Agency is THE creative power

Returning to discussion of the Free Will Theorem, it seems that we need a new term to break us out of the determinist/indeterminist stalemate. According to the Free Will Theorem, the quantum events at the foundation of all things in this universe are neither random nor predictable. I would suggest, instead, that they are arbitrary. Most of the time, what choice is made doesn't matter--left or right, up or down, red, green, or blue--it doesn't matter. So particles choose arbitrarily, and the behavior is indistinguishable from randomness. But the Free Will Theorem provides room for something more.

I'm going to introduce some very simple, basic, uncontroversial thermodynamics, here. The energy for creation we see around us is the result of interactions of subatomic particles. This is true back to moments after the Big Bang, and I would guess it is true all the way back to the beginning of our observable universe, but maybe with some modifications. Couple that with subatomic interactions being the results of arbitrary will, and it's not much of a stretch to think our very existence is the result of agency. The stuff that is us somehow chose to become us. Maybe not very intentionally. Maybe it was something like is described in the Doctrine and Covenants: "For intelligence cleaveth unto intelligence; wisdom receiveth wisdom; truth embraceth truth; virtue loveth virtue; light cleaveth unto light." (88:40) Amazing properties can emerge from self-assembling systems of very simple components.
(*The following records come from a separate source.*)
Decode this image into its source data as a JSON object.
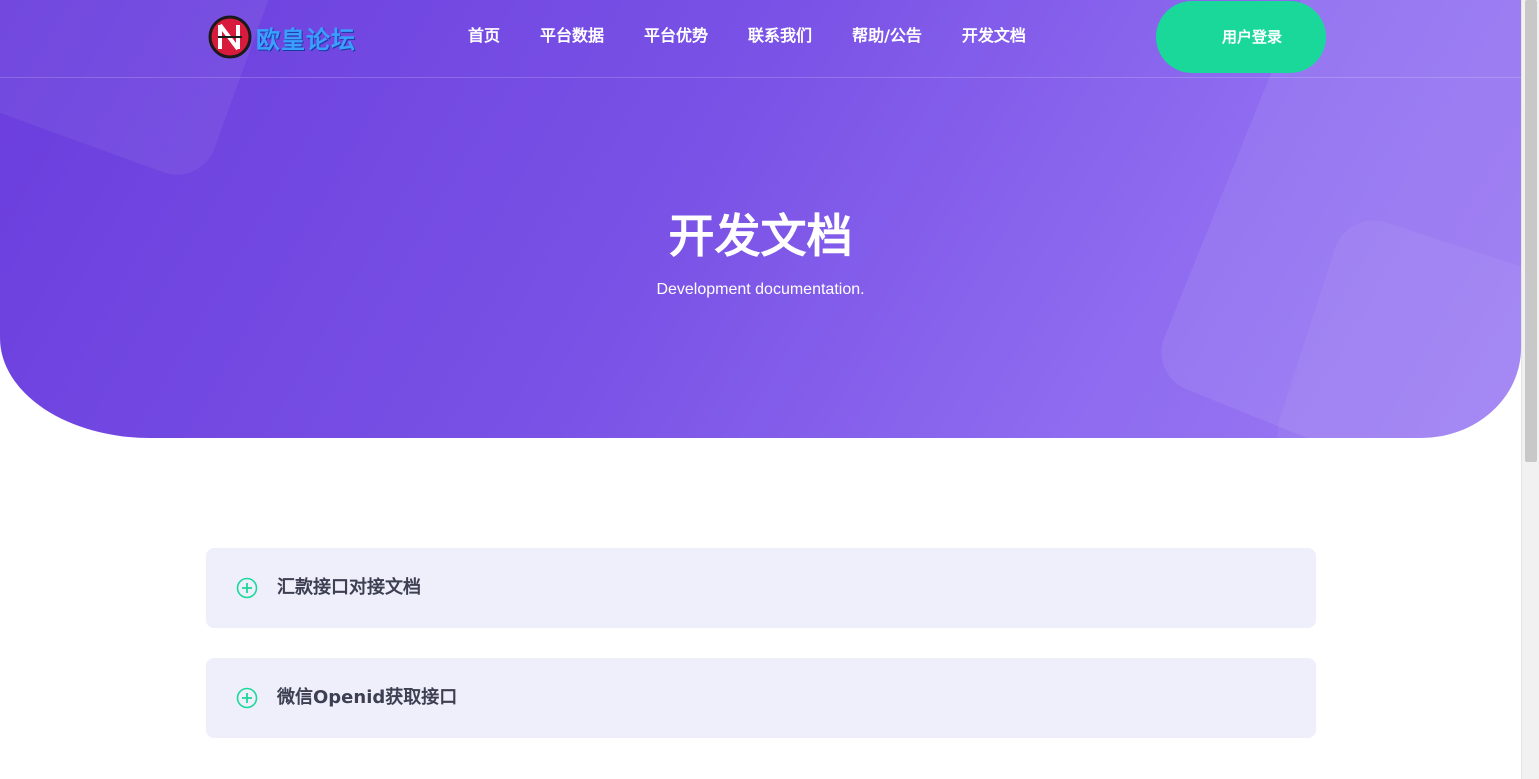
{
  "header": {
    "logo_text": "欧皇论坛",
    "nav": [
      "首页",
      "平台数据",
      "平台优势",
      "联系我们",
      "帮助/公告",
      "开发文档"
    ],
    "login_label": "用户登录"
  },
  "hero": {
    "title": "开发文档",
    "subtitle": "Development documentation."
  },
  "faq": {
    "items": [
      {
        "label": "汇款接口对接文档",
        "icon": "plus-circle-icon"
      },
      {
        "label": "微信Openid获取接口",
        "icon": "plus-circle-icon"
      }
    ]
  },
  "colors": {
    "hero_start": "#6a3ddd",
    "hero_end": "#9a7af2",
    "accent": "#19d89a",
    "card_bg": "#eeeffb",
    "logo_text": "#3aa0ff"
  }
}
Just look at us. Through this idea of arbitrary but not random choice, there is room in the Free Will Theorem for both the agency I believe in and for the hand of God in our lives. The problem with randomness destroying free will is gone. The problem with forcing God's hand into the tiny box of quantum events is gone, because God is able to act through the sometimes obedient will of all that exists around and within us. The Free Will Theorem provides this subtle but spectacular shift. Agency and God are not to be found in a nudged quantum event here or there. They are to be found throughout the entire fabric of existence. This agency is what created our earth: "And the Gods watched those things which they had ordered until they obeyed." (Abraham 4:18)


  1. You'll like my recent paper on panpsychism delivered at this year's MTA conference (video to be posted on our YouTube channel soon). :)

  2. Got some good feedback on this from someone who understands the philosophical side of the free will debates, better. Take two (at some future date) should be clearer and more accurate. Maybe I'll even work on some illustrative graphics or tables.